= MATERIAL SUPPLIED =
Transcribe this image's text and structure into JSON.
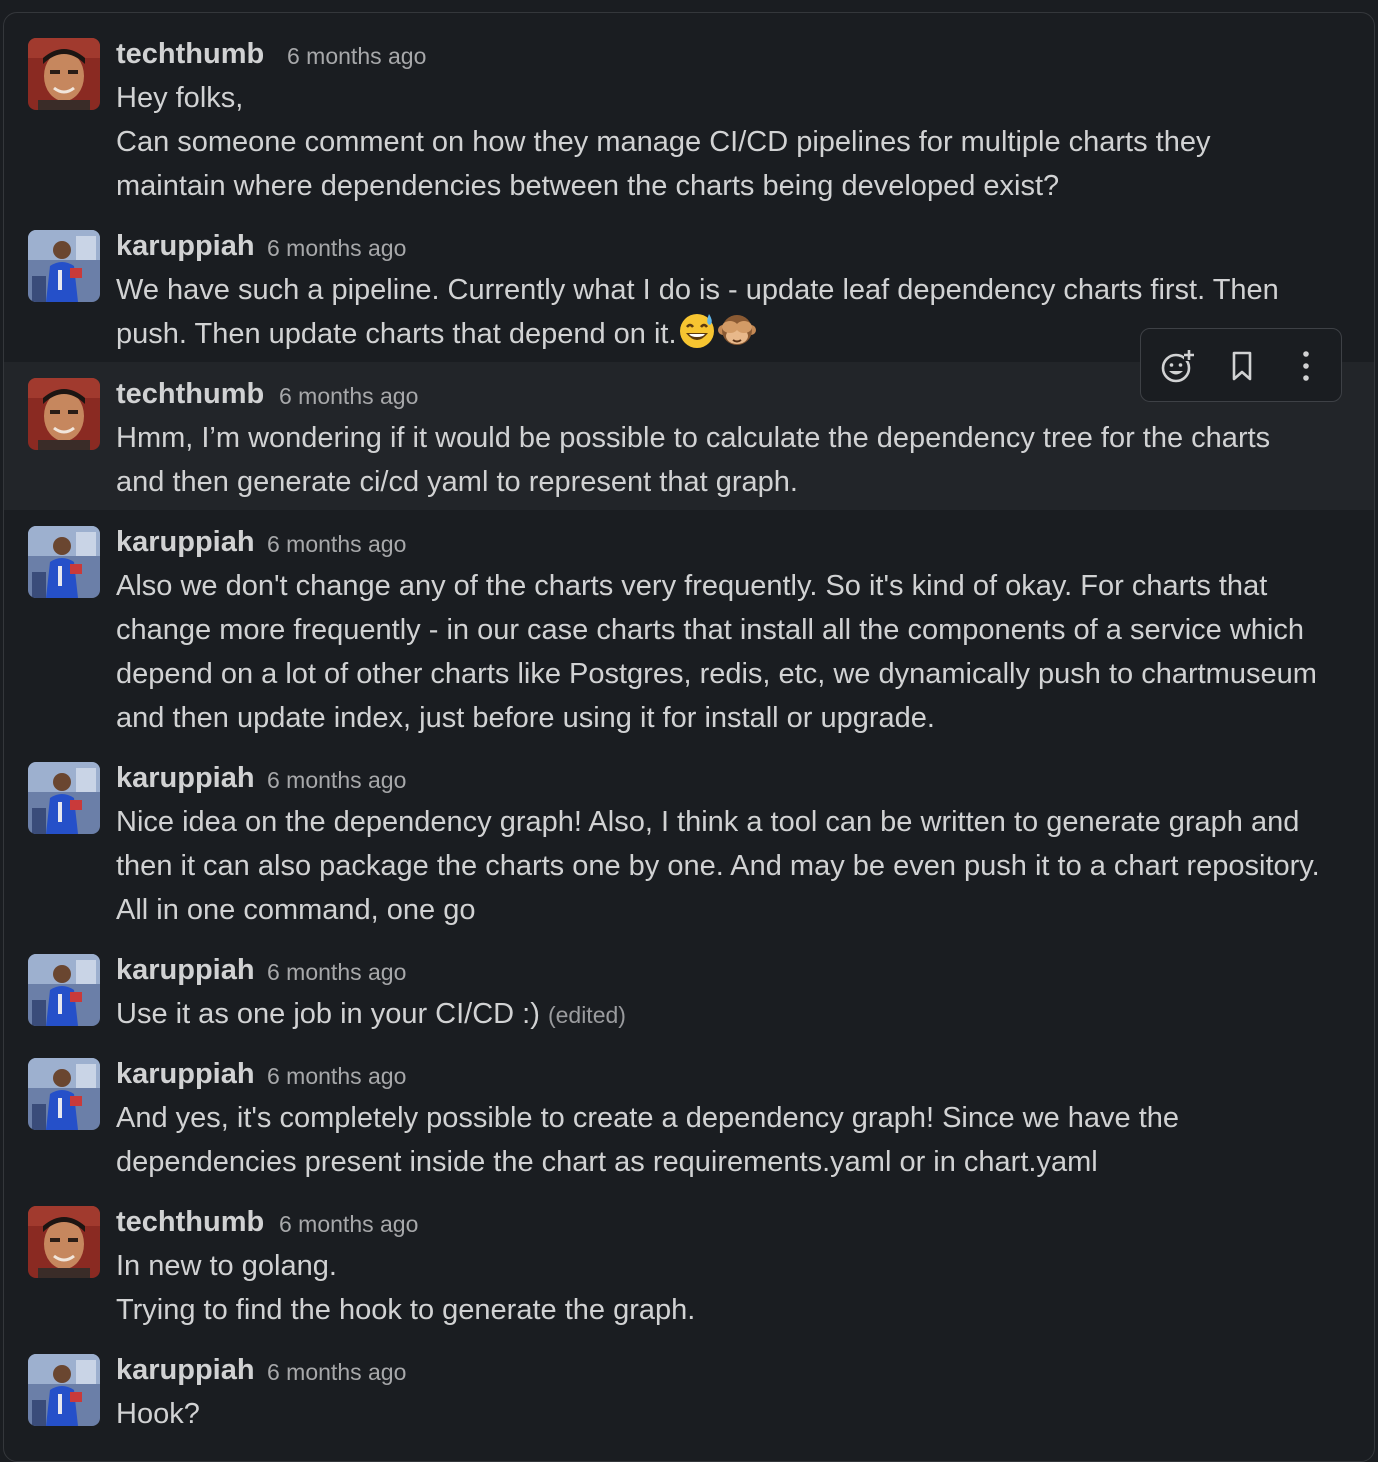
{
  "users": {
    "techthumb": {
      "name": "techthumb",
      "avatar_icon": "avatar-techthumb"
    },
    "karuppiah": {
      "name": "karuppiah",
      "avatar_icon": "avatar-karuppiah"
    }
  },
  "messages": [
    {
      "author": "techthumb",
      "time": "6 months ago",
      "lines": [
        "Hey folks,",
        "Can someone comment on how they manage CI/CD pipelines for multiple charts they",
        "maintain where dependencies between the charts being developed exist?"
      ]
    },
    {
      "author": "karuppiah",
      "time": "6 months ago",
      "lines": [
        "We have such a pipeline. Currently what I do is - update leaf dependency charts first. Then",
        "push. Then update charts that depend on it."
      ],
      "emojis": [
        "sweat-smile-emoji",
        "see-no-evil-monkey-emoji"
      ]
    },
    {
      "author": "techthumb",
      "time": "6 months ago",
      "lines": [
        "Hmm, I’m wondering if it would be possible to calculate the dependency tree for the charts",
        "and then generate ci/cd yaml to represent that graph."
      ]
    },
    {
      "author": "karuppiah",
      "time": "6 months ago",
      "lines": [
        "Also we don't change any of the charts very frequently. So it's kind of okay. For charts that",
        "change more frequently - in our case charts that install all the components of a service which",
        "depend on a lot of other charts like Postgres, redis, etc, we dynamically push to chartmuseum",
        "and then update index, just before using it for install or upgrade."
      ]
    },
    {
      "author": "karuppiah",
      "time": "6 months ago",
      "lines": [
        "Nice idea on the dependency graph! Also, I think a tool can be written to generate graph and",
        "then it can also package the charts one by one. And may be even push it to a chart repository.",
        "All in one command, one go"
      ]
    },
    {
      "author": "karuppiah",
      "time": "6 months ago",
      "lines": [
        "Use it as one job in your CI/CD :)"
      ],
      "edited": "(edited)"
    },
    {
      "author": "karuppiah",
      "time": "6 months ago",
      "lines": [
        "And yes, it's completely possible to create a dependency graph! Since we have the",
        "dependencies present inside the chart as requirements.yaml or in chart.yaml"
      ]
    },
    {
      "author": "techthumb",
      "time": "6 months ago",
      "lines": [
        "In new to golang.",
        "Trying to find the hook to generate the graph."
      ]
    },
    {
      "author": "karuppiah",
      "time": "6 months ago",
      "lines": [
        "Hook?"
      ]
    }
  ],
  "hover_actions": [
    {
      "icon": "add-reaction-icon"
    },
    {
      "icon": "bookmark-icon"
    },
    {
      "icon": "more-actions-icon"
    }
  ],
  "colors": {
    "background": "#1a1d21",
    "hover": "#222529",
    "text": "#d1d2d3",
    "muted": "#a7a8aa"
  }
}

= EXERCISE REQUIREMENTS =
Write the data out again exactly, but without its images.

= TASK OUTPUT =
Transcribe this image's text and structure into JSON.
{
  "users": {
    "techthumb": {
      "name": "techthumb",
      "avatar_icon": "avatar-techthumb"
    },
    "karuppiah": {
      "name": "karuppiah",
      "avatar_icon": "avatar-karuppiah"
    }
  },
  "messages": [
    {
      "author": "techthumb",
      "time": "6 months ago",
      "lines": [
        "Hey folks,",
        "Can someone comment on how they manage CI/CD pipelines for multiple charts they",
        "maintain where dependencies between the charts being developed exist?"
      ]
    },
    {
      "author": "karuppiah",
      "time": "6 months ago",
      "lines": [
        "We have such a pipeline. Currently what I do is - update leaf dependency charts first. Then",
        "push. Then update charts that depend on it."
      ],
      "emojis": [
        "sweat-smile-emoji",
        "see-no-evil-monkey-emoji"
      ]
    },
    {
      "author": "techthumb",
      "time": "6 months ago",
      "lines": [
        "Hmm, I’m wondering if it would be possible to calculate the dependency tree for the charts",
        "and then generate ci/cd yaml to represent that graph."
      ]
    },
    {
      "author": "karuppiah",
      "time": "6 months ago",
      "lines": [
        "Also we don't change any of the charts very frequently. So it's kind of okay. For charts that",
        "change more frequently - in our case charts that install all the components of a service which",
        "depend on a lot of other charts like Postgres, redis, etc, we dynamically push to chartmuseum",
        "and then update index, just before using it for install or upgrade."
      ]
    },
    {
      "author": "karuppiah",
      "time": "6 months ago",
      "lines": [
        "Nice idea on the dependency graph! Also, I think a tool can be written to generate graph and",
        "then it can also package the charts one by one. And may be even push it to a chart repository.",
        "All in one command, one go"
      ]
    },
    {
      "author": "karuppiah",
      "time": "6 months ago",
      "lines": [
        "Use it as one job in your CI/CD :)"
      ],
      "edited": "(edited)"
    },
    {
      "author": "karuppiah",
      "time": "6 months ago",
      "lines": [
        "And yes, it's completely possible to create a dependency graph! Since we have the",
        "dependencies present inside the chart as requirements.yaml or in chart.yaml"
      ]
    },
    {
      "author": "techthumb",
      "time": "6 months ago",
      "lines": [
        "In new to golang.",
        "Trying to find the hook to generate the graph."
      ]
    },
    {
      "author": "karuppiah",
      "time": "6 months ago",
      "lines": [
        "Hook?"
      ]
    }
  ],
  "hover_actions": [
    {
      "icon": "add-reaction-icon"
    },
    {
      "icon": "bookmark-icon"
    },
    {
      "icon": "more-actions-icon"
    }
  ],
  "colors": {
    "background": "#1a1d21",
    "hover": "#222529",
    "text": "#d1d2d3",
    "muted": "#a7a8aa"
  }
}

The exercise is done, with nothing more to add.